## Work instructions
Scan the records below and report how many lines include the string "image"; the number alone will do.

## Working data
....

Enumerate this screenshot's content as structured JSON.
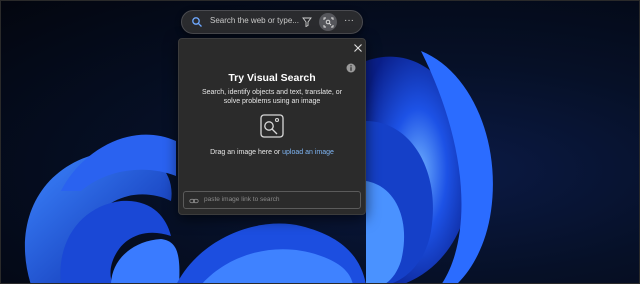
{
  "search_bar": {
    "placeholder": "Search the web or type...",
    "icons": [
      "search-icon",
      "filter-icon",
      "visual-search-icon",
      "more-icon"
    ],
    "more_glyph": "···"
  },
  "visual_search": {
    "title": "Try Visual Search",
    "description": "Search, identify objects and text, translate, or solve problems using an image",
    "drag_text": "Drag an image here or ",
    "upload_link": "upload an image",
    "link_placeholder": "paste image link to search",
    "icons": [
      "close-icon",
      "info-icon",
      "image-search-icon",
      "link-icon"
    ]
  },
  "colors": {
    "panel_bg": "#2b2b2b",
    "link": "#7fb6f5",
    "accent_blue": "#1f4fe0"
  }
}
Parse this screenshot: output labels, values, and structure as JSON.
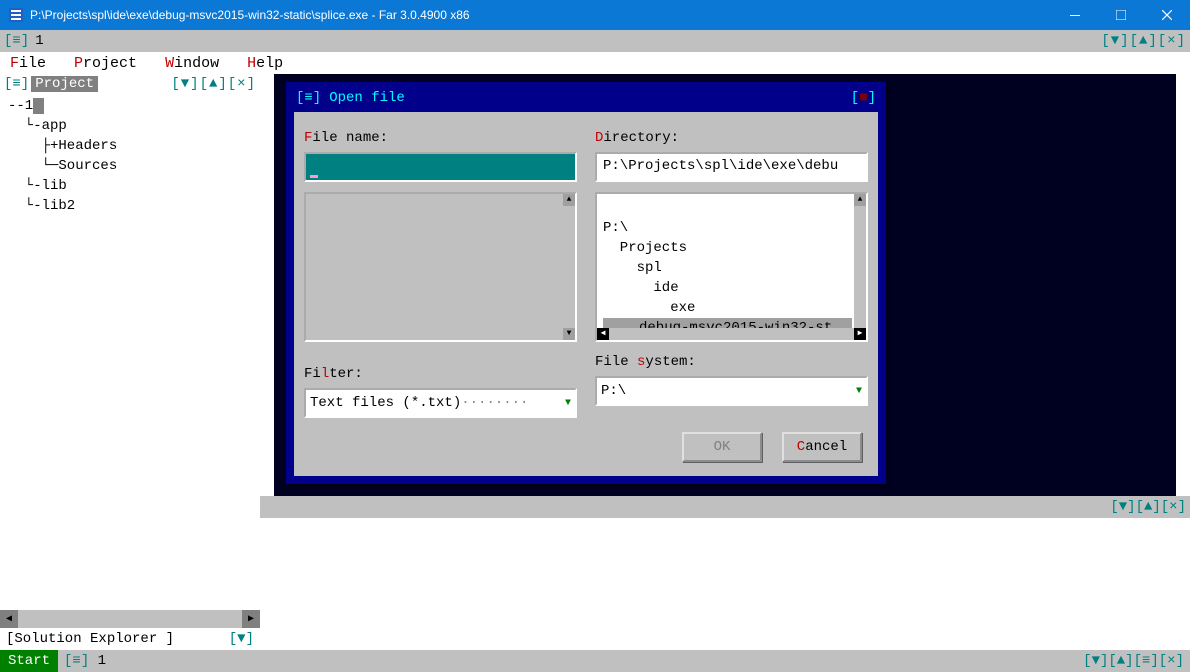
{
  "window": {
    "title": "P:\\Projects\\spl\\ide\\exe\\debug-msvc2015-win32-static\\splice.exe - Far 3.0.4900 x86"
  },
  "top_strip": {
    "sys": "[≡]",
    "num": "1",
    "controls": "[▼][▲][×]"
  },
  "menu": {
    "file_hot": "F",
    "file": "ile",
    "project_hot": "P",
    "project": "roject",
    "window_hot": "W",
    "window": "indow",
    "help_hot": "H",
    "help": "elp"
  },
  "project_pane": {
    "sys": "[≡]",
    "title": "Project",
    "controls": "[▼][▲][×]",
    "tree_lines": {
      "l0": "--1",
      "l1": "  └-app",
      "l2": "    ├+Headers",
      "l3": "    └─Sources",
      "l4": "  └-lib",
      "l5": "  └-lib2"
    },
    "footer": "[Solution Explorer       ]",
    "footer_dd": "[▼]"
  },
  "right_strip_controls": "[▼][▲][×]",
  "dialog": {
    "sys": "[≡]",
    "title": "Open file",
    "close": "[ ]",
    "filename_label_hot": "F",
    "filename_label": "ile name:",
    "directory_label_hot": "D",
    "directory_label": "irectory:",
    "directory_value": "P:\\Projects\\spl\\ide\\exe\\debu",
    "dir_tree": {
      "d0": "P:\\",
      "d1": "  Projects",
      "d2": "    spl",
      "d3": "      ide",
      "d4": "        exe",
      "d5": "debug-msvc2015-win32-st"
    },
    "filter_label_pre": "Fi",
    "filter_label_hot": "l",
    "filter_label_post": "ter:",
    "filter_value": "Text files (*.txt)",
    "filter_dots": "········",
    "filesystem_label_pre": "File ",
    "filesystem_label_hot": "s",
    "filesystem_label_post": "ystem:",
    "filesystem_value": "P:\\",
    "ok": "OK",
    "cancel_hot": "C",
    "cancel": "ancel"
  },
  "status": {
    "start": "Start",
    "sys": "[≡]",
    "num": "1",
    "right": "[▼][▲][≡][×]"
  }
}
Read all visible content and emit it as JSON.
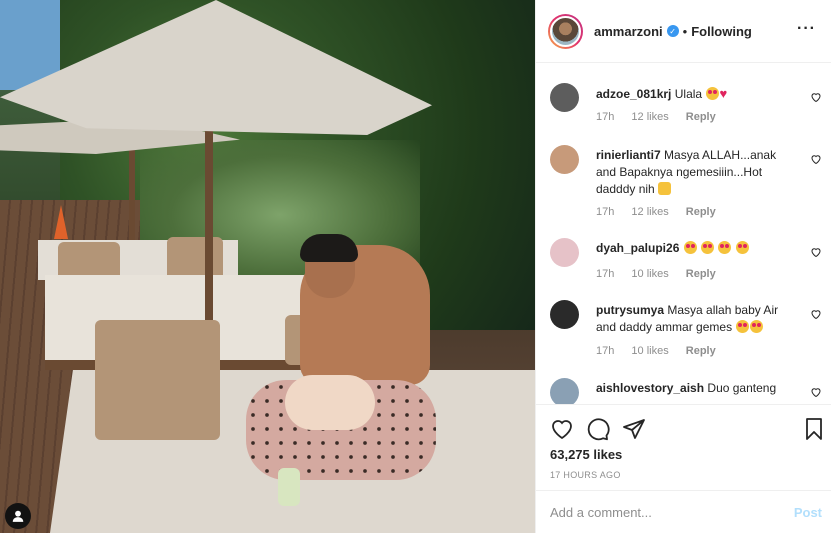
{
  "post": {
    "owner": "ammarzoni",
    "follow_status": "Following",
    "separator": "•",
    "more_icon": "more-horizontal-icon",
    "likes": "63,275 likes",
    "time": "17 HOURS AGO"
  },
  "comments": [
    {
      "user": "adzoe_081krj",
      "text": "Ulala",
      "age": "17h",
      "likes": "12 likes",
      "reply": "Reply",
      "avatar_color": "#5d5d5d"
    },
    {
      "user": "rinierlianti7",
      "text": "Masya ALLAH...anak and Bapaknya ngemesiiin...Hot dadddy nih",
      "age": "17h",
      "likes": "12 likes",
      "reply": "Reply",
      "avatar_color": "#c79a7a"
    },
    {
      "user": "dyah_palupi26",
      "text": "",
      "age": "17h",
      "likes": "10 likes",
      "reply": "Reply",
      "avatar_color": "#e6c2c8"
    },
    {
      "user": "putrysumya",
      "text": "Masya allah baby Air and daddy ammar gemes",
      "age": "17h",
      "likes": "10 likes",
      "reply": "Reply",
      "avatar_color": "#2a2a2a"
    },
    {
      "user": "aishlovestory_aish",
      "text": "Duo ganteng",
      "age": "",
      "likes": "",
      "reply": "",
      "avatar_color": "#8aa0b4"
    }
  ],
  "add_comment": {
    "placeholder": "Add a comment...",
    "post_label": "Post"
  },
  "colors": {
    "accent": "#3897f0",
    "post_disabled": "#b2dffc",
    "meta": "#8e8e8e"
  }
}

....

## Result of the task
5